- PROBLEM STATEMENT -
Go through the listing and set it down exactly, leaving out its pictures.

- DATASET RECORDS -

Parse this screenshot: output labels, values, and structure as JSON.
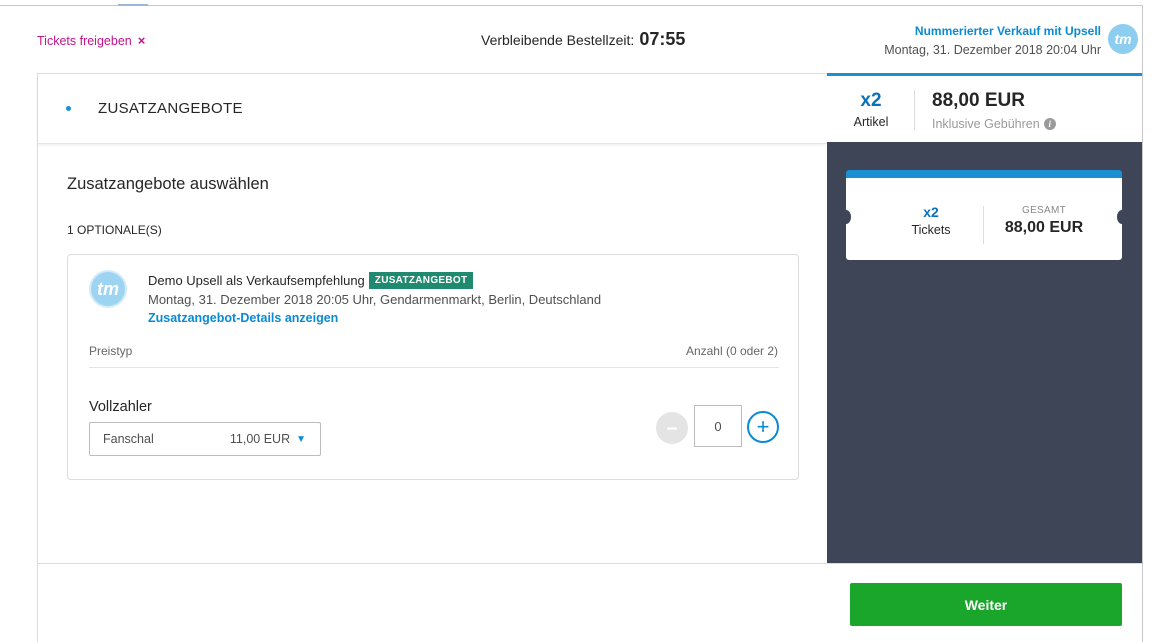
{
  "header": {
    "release_label": "Tickets freigeben",
    "release_icon": "×",
    "timer_label": "Verbleibende Bestellzeit:",
    "timer_value": "07:55",
    "event_name": "Nummerierter Verkauf mit Upsell",
    "event_date": "Montag, 31. Dezember 2018 20:04 Uhr",
    "avatar_text": "tm"
  },
  "section": {
    "title": "ZUSATZANGEBOTE"
  },
  "main": {
    "choose_title": "Zusatzangebote auswählen",
    "optional_count": "1 OPTIONALE(S)",
    "offer": {
      "avatar_text": "tm",
      "name": "Demo Upsell als Verkaufsempfehlung",
      "badge": "ZUSATZANGEBOT",
      "date_location": "Montag, 31. Dezember 2018 20:05 Uhr, Gendarmenmarkt, Berlin, Deutschland",
      "details_link": "Zusatzangebot-Details anzeigen",
      "col_price_type": "Preistyp",
      "col_quantity": "Anzahl (0 oder 2)",
      "price_type": "Vollzahler",
      "select_name": "Fanschal",
      "select_price": "11,00 EUR",
      "quantity": "0"
    }
  },
  "summary": {
    "qty": "x2",
    "qty_label": "Artikel",
    "price": "88,00 EUR",
    "fee_label": "Inklusive Gebühren",
    "ticket_qty": "x2",
    "ticket_label": "Tickets",
    "total_label": "GESAMT",
    "total_price": "88,00 EUR"
  },
  "footer": {
    "continue_label": "Weiter"
  },
  "colors": {
    "accent_blue": "#0a8ad4",
    "release_magenta": "#c0158b",
    "badge_green": "#1f8a70",
    "button_green": "#1aa52b",
    "sidebar_dark": "#3e4557"
  }
}
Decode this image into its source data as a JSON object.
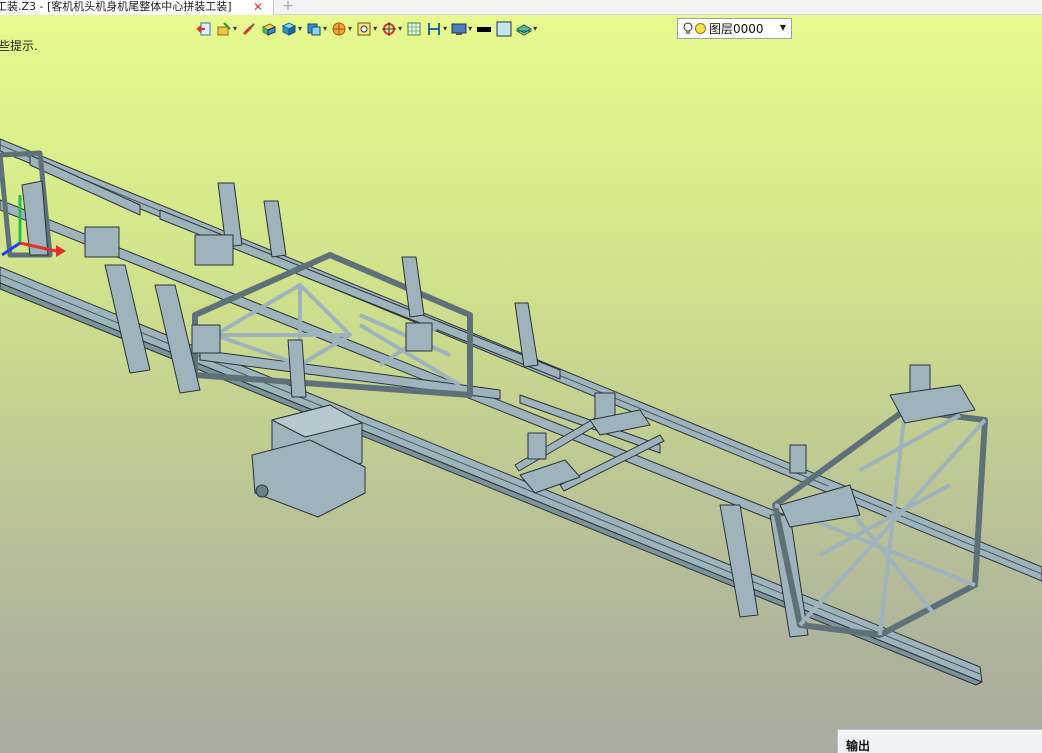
{
  "window": {
    "tab_title": "工装.Z3 - [客机机头机身机尾整体中心拼装工装]",
    "close_glyph": "✕",
    "new_tab_glyph": "+"
  },
  "viewport": {
    "hint_text": "些提示."
  },
  "toolbar": {
    "items": [
      {
        "icon": "exit-sketch-icon",
        "dropdown": false
      },
      {
        "icon": "feature-tools-icon",
        "dropdown": true
      },
      {
        "icon": "brush-icon",
        "dropdown": false
      },
      {
        "icon": "shaded-solid-icon",
        "dropdown": false
      },
      {
        "icon": "solid-box-icon",
        "dropdown": true
      },
      {
        "icon": "view-cube-icon",
        "dropdown": true
      },
      {
        "icon": "render-sphere-icon",
        "dropdown": true
      },
      {
        "icon": "zoom-window-icon",
        "dropdown": true
      },
      {
        "icon": "snap-target-icon",
        "dropdown": true
      },
      {
        "icon": "grid-icon",
        "dropdown": false
      },
      {
        "icon": "dimension-icon",
        "dropdown": true
      },
      {
        "icon": "display-settings-icon",
        "dropdown": true
      },
      {
        "icon": "line-color-icon",
        "dropdown": false
      },
      {
        "icon": "face-color-icon",
        "dropdown": false
      },
      {
        "icon": "layer-stack-icon",
        "dropdown": true
      }
    ],
    "layer_select": {
      "value": "图层0000"
    }
  },
  "output_panel": {
    "title": "输出"
  },
  "colors": {
    "model_fill": "#9fb3bc",
    "model_edge": "#2b3338",
    "background_top": "#e7f98e",
    "background_bottom": "#a9ab9e"
  }
}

- TASK RESPONSE -
Parse this screenshot: output labels, values, and structure as JSON.
{
  "header": {
    "release_label": "Tickets freigeben",
    "release_icon": "×",
    "timer_label": "Verbleibende Bestellzeit:",
    "timer_value": "07:55",
    "event_name": "Nummerierter Verkauf mit Upsell",
    "event_date": "Montag, 31. Dezember 2018 20:04 Uhr",
    "avatar_text": "tm"
  },
  "section": {
    "title": "ZUSATZANGEBOTE"
  },
  "main": {
    "choose_title": "Zusatzangebote auswählen",
    "optional_count": "1 OPTIONALE(S)",
    "offer": {
      "avatar_text": "tm",
      "name": "Demo Upsell als Verkaufsempfehlung",
      "badge": "ZUSATZANGEBOT",
      "date_location": "Montag, 31. Dezember 2018 20:05 Uhr, Gendarmenmarkt, Berlin, Deutschland",
      "details_link": "Zusatzangebot-Details anzeigen",
      "col_price_type": "Preistyp",
      "col_quantity": "Anzahl (0 oder 2)",
      "price_type": "Vollzahler",
      "select_name": "Fanschal",
      "select_price": "11,00 EUR",
      "quantity": "0"
    }
  },
  "summary": {
    "qty": "x2",
    "qty_label": "Artikel",
    "price": "88,00 EUR",
    "fee_label": "Inklusive Gebühren",
    "ticket_qty": "x2",
    "ticket_label": "Tickets",
    "total_label": "GESAMT",
    "total_price": "88,00 EUR"
  },
  "footer": {
    "continue_label": "Weiter"
  },
  "colors": {
    "accent_blue": "#0a8ad4",
    "release_magenta": "#c0158b",
    "badge_green": "#1f8a70",
    "button_green": "#1aa52b",
    "sidebar_dark": "#3e4557"
  }
}
Decode this image into its source data as a JSON object.
{
  "window": {
    "tab_title": "工装.Z3 - [客机机头机身机尾整体中心拼装工装]",
    "close_glyph": "✕",
    "new_tab_glyph": "+"
  },
  "viewport": {
    "hint_text": "些提示."
  },
  "toolbar": {
    "items": [
      {
        "icon": "exit-sketch-icon",
        "dropdown": false
      },
      {
        "icon": "feature-tools-icon",
        "dropdown": true
      },
      {
        "icon": "brush-icon",
        "dropdown": false
      },
      {
        "icon": "shaded-solid-icon",
        "dropdown": false
      },
      {
        "icon": "solid-box-icon",
        "dropdown": true
      },
      {
        "icon": "view-cube-icon",
        "dropdown": true
      },
      {
        "icon": "render-sphere-icon",
        "dropdown": true
      },
      {
        "icon": "zoom-window-icon",
        "dropdown": true
      },
      {
        "icon": "snap-target-icon",
        "dropdown": true
      },
      {
        "icon": "grid-icon",
        "dropdown": false
      },
      {
        "icon": "dimension-icon",
        "dropdown": true
      },
      {
        "icon": "display-settings-icon",
        "dropdown": true
      },
      {
        "icon": "line-color-icon",
        "dropdown": false
      },
      {
        "icon": "face-color-icon",
        "dropdown": false
      },
      {
        "icon": "layer-stack-icon",
        "dropdown": true
      }
    ],
    "layer_select": {
      "value": "图层0000"
    }
  },
  "output_panel": {
    "title": "输出"
  },
  "colors": {
    "model_fill": "#9fb3bc",
    "model_edge": "#2b3338",
    "background_top": "#e7f98e",
    "background_bottom": "#a9ab9e"
  }
}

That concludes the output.